However, it only took a couple of months for me to start yearning for the group work again. I’m grateful to have landed a handful of inspiring private clients this year - truly, I look forward to every session, they’re awesome women - but now that I’ve seen the kind of HUGE results that can be achieved in a group program, it’s hard to be satisfied with anything else.
I often end those private sessions thinking, argh! I wish that conversation could have taken place on a video conference call with all of my other clients on the line! They would have all benefitted so much, and then this woman would have a whole tribe of support to follow through with her goal rather than just me.
The sisterhood aspect can’t be underestimated.
So I started asking myself the question, what would it be like to lead a group program in a way that still got my clients earth-shattering results, but also works for my life as a new mom?
Enter, the world of online programs!
Long story short, I bit the bullet and overcame lots of tech fears to begin compiling my mountains of content into an online program. Then I talked with lots of colleagues who lead successful online programs in order to find out what the secret sauce was that kept them feeling super-personal, even through a computer screen. (Hint: It’s video conferencing! And also things like keeping a bell that represents each woman and ringing her into the meeting each time. And lots of other good ideas I’m stealing.)
One of the core principles of my work is that we women really can have it all. But until I became a mom, I couldn’t get rid of the niggling doubt about whether everything I’d been teaching would still work with a kid (or several) in the picture. So now it’s time to prove it to myself. Here goes!
I hope this blog post has been informative and helpful to those of you who are in the position I was at about this time last year. FYI, I wrote most of it by dictating into my phone while Rowan played with his toys on his blanket in front of me. Then I made the final edits at a coffeeshop down the street from my house while Darlene stayed with him at our house (and did all my dishes while he napped.) Finally, I sent the completed draft to my fabulous assistant, Danita, and she plugged it all into the blog and set it up to send out to the various channels where it gets distributed.
I can’t emphasize good support enough. Every awesome thing you see me produce happened because I am exquisitely supported by my husband, nanny, assistant, bookkeeper, parents, and a whole host of wonderful friends. I can sum up this whole post by simply saying, yes, it’s possible to be a wonderful mom and a wonderful entrepreneur, but only to the extent that you’re willing to be supported.
P.S. If you are also an entrepreneur and a mom, I would absolutely LOVE to hear how you’re making it work. And if you are pregnant or considering motherhood and have more questions that I didn’t cover in this post, let me know! Just leave a comment below!

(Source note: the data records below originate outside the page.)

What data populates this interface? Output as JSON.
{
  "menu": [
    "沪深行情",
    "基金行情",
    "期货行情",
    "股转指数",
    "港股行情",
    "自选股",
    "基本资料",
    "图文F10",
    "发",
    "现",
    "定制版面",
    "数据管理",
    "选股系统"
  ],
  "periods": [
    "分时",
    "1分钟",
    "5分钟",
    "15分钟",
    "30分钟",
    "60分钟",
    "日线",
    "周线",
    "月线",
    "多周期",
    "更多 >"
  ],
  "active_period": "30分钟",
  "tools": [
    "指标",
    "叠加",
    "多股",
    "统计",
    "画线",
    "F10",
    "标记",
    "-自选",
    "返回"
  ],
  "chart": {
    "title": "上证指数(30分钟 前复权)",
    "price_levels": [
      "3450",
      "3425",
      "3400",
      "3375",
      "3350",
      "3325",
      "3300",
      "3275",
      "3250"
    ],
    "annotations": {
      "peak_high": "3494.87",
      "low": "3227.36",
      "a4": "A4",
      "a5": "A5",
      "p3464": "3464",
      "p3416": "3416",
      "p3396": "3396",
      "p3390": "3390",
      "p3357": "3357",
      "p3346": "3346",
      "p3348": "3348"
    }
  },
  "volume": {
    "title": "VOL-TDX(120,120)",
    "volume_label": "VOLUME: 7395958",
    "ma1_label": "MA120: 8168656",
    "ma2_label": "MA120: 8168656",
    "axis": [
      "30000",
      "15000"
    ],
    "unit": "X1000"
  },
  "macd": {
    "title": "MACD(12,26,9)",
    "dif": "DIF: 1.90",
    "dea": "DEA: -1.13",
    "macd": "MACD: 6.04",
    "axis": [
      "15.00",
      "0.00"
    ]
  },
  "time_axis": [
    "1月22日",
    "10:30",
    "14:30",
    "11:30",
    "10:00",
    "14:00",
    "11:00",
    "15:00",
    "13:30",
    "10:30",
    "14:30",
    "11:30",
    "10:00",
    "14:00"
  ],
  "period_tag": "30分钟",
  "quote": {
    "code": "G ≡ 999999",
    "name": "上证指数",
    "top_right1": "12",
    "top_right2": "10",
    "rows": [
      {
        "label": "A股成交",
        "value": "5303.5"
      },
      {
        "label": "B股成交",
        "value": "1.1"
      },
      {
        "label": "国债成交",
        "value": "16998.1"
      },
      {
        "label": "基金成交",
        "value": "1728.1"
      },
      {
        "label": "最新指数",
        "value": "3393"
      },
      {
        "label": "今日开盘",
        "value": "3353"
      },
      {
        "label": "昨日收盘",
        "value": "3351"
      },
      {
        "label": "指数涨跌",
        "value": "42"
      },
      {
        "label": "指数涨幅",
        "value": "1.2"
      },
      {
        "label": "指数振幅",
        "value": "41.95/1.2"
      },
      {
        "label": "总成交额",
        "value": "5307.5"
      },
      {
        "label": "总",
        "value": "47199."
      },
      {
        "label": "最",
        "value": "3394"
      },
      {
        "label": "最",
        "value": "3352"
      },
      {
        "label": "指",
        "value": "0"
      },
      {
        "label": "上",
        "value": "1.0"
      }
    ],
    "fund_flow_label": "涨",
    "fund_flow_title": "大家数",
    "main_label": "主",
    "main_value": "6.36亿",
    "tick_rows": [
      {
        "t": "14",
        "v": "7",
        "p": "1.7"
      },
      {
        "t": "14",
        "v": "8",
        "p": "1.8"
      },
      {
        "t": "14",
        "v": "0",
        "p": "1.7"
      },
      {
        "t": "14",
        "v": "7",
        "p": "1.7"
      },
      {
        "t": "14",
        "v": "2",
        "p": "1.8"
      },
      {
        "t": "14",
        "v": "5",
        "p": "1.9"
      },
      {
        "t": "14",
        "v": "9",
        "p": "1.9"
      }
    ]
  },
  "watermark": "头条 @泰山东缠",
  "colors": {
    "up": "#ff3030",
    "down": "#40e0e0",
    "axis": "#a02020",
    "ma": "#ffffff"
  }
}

P.P.S. If you’re interested in my upcoming virtual group program called, “Ignite Your Passion!” let me know that, too, and I’ll be sure you hear about it first when it’s ready to be filled in a couple of weeks, because there are limited spots. Just sign up for my email list below!
P.P.P.S. (I know, the post-scripts are getting ridiculous now. . . I can’t believe you’re still reading.) I just went to the bathroom at the cafe where I’m finishing up this post, which requires walking through the back area where the baking gets done, and there was a mom back there packing up cookies while her 18 month-old boy sat in a high chair next to her! I chatted with her and she said how grateful she is to her parents (who own the bakery) for allowing her to bring her son to work with her. So cool how many ways there are to make working motherhood work.
What type of wild woman are you?
Hello! I'm Melanie Munir, founder of Professional Wild Woman - a women's empowerment business dedicated to helping women who are tired of feeling either "too much" or "not enough" to connect to their inner wildness so they can create work that allows them the fullest expression of their unique voice. Welcome!